(App and web page records)

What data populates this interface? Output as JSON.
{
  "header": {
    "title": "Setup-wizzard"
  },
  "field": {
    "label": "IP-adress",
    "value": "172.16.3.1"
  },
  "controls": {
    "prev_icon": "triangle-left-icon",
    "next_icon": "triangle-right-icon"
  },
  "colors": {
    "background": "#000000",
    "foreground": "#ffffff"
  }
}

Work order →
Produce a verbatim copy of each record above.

Problem solution →
What data populates this interface? Output as JSON.
{
  "header": {
    "title": "Setup-wizzard"
  },
  "field": {
    "label": "IP-adress",
    "value": "172.16.3.1"
  },
  "controls": {
    "prev_icon": "triangle-left-icon",
    "next_icon": "triangle-right-icon"
  },
  "colors": {
    "background": "#000000",
    "foreground": "#ffffff"
  }
}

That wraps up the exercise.